*Prompt:* Copy out each line of the data holding "image".

*The data:*
%%

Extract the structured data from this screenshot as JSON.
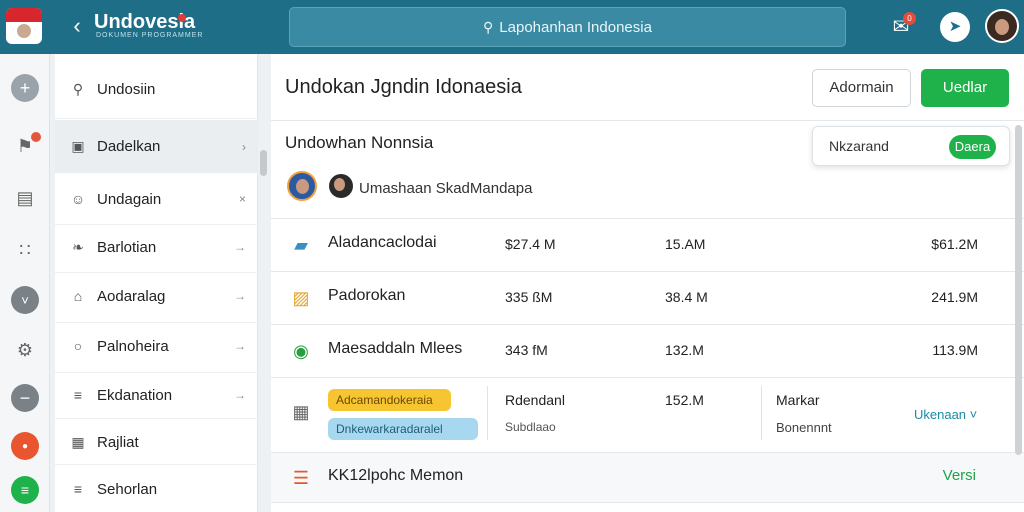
{
  "app": {
    "brand_name": "Undovesia",
    "brand_tagline": "DOKUMEN PROGRAMMER",
    "search_text": "Lapohan­han Indonesia",
    "notification_count": "0"
  },
  "sidebar": {
    "items": [
      {
        "label": "Undosiin",
        "icon": "search-icon",
        "glyph": "⚲",
        "trailing": ""
      },
      {
        "label": "Dadelkan",
        "icon": "image-icon",
        "glyph": "▣",
        "trailing": "›"
      },
      {
        "label": "Undagain",
        "icon": "user-icon",
        "glyph": "☺",
        "trailing": "×"
      },
      {
        "label": "Barlotian",
        "icon": "bird-icon",
        "glyph": "❧",
        "trailing": "→"
      },
      {
        "label": "Aodaralag",
        "icon": "home-icon",
        "glyph": "⌂",
        "trailing": "→"
      },
      {
        "label": "Palnoheira",
        "icon": "chat-icon",
        "glyph": "○",
        "trailing": "→"
      },
      {
        "label": "Ekdanation",
        "icon": "document-icon",
        "glyph": "≡",
        "trailing": "→"
      },
      {
        "label": "Rajliat",
        "icon": "calendar-icon",
        "glyph": "▦",
        "trailing": ""
      },
      {
        "label": "Sehorlan",
        "icon": "list-icon",
        "glyph": "≡",
        "trailing": ""
      }
    ]
  },
  "main": {
    "page_title": "Undokan Jgndin Idonaesia",
    "button_secondary": "Adormain",
    "button_primary": "Uedlar",
    "section_title": "Undowhan Nonnsia",
    "float_card_label": "Nkzarand",
    "float_card_pill": "Daera",
    "members_label": "Umashaan SkadMandapa",
    "rows": [
      {
        "name": "Aladancaclodai",
        "icon": "folder-icon",
        "glyph": "▰",
        "c1": "$27.4 M",
        "c2": "15.AM",
        "c3": "$61.2M"
      },
      {
        "name": "Padorokan",
        "icon": "folder-open-icon",
        "glyph": "▨",
        "c1": "335 ßM",
        "c2": "38.4 M",
        "c3": "241.9M"
      },
      {
        "name": "Maesaddaln Mlees",
        "icon": "location-icon",
        "glyph": "◉",
        "c1": "343 fM",
        "c2": "132.M",
        "c3": "113.9M"
      }
    ],
    "detail_row": {
      "tag_yellow": "Adcamandokeraia",
      "tag_blue": "Dnkewarkaradaralel",
      "col_a_title": "Rdendanl",
      "col_a_sub": "Subdlaao",
      "col_b": "152.M",
      "col_c_title": "Markar",
      "col_c_sub": "Bonennnt",
      "link": "Ukenaan ˅"
    },
    "last_row": {
      "name": "KK12lpohc Memon",
      "action": "Versi"
    }
  }
}
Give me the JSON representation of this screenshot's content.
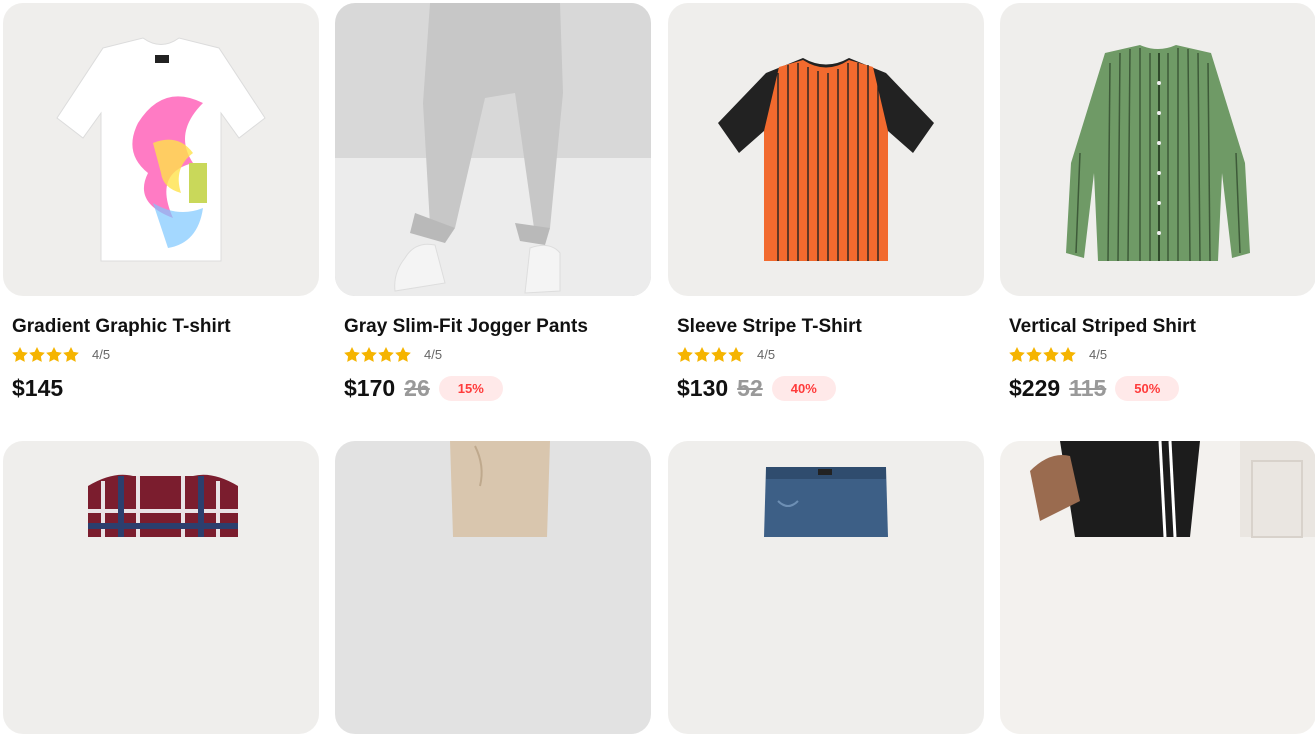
{
  "products": [
    {
      "title": "Gradient Graphic T-shirt",
      "rating_text": "4/5",
      "price": "$145",
      "old_price": "",
      "discount": "",
      "image": "white-tshirt-image"
    },
    {
      "title": "Gray Slim-Fit Jogger Pants",
      "rating_text": "4/5",
      "price": "$170",
      "old_price": "26",
      "discount": "15%",
      "image": "gray-joggers-image"
    },
    {
      "title": "Sleeve Stripe T-Shirt",
      "rating_text": "4/5",
      "price": "$130",
      "old_price": "52",
      "discount": "40%",
      "image": "orange-tshirt-image"
    },
    {
      "title": "Vertical Striped Shirt",
      "rating_text": "4/5",
      "price": "$229",
      "old_price": "115",
      "discount": "50%",
      "image": "green-shirt-image"
    }
  ],
  "row2": [
    {
      "image": "plaid-shirt-image"
    },
    {
      "image": "beige-pants-image"
    },
    {
      "image": "denim-shorts-image"
    },
    {
      "image": "black-track-pants-image"
    }
  ],
  "colors": {
    "star": "#f5b400",
    "badge_bg": "#ffe9e9",
    "badge_text": "#ff3b3b",
    "card_bg": "#efeeec"
  }
}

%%

*Problem solution:*
        "icon": "image-icon",
      "image": "white-tshirt-image"
      "image": "gray-joggers-image"
      "image": "orange-tshirt-image"
      "image": "green-shirt-image"
      "image": "plaid-shirt-image"
      "image": "beige-pants-image"
      "image": "denim-shorts-image"
      "image": "black-track-pants-image"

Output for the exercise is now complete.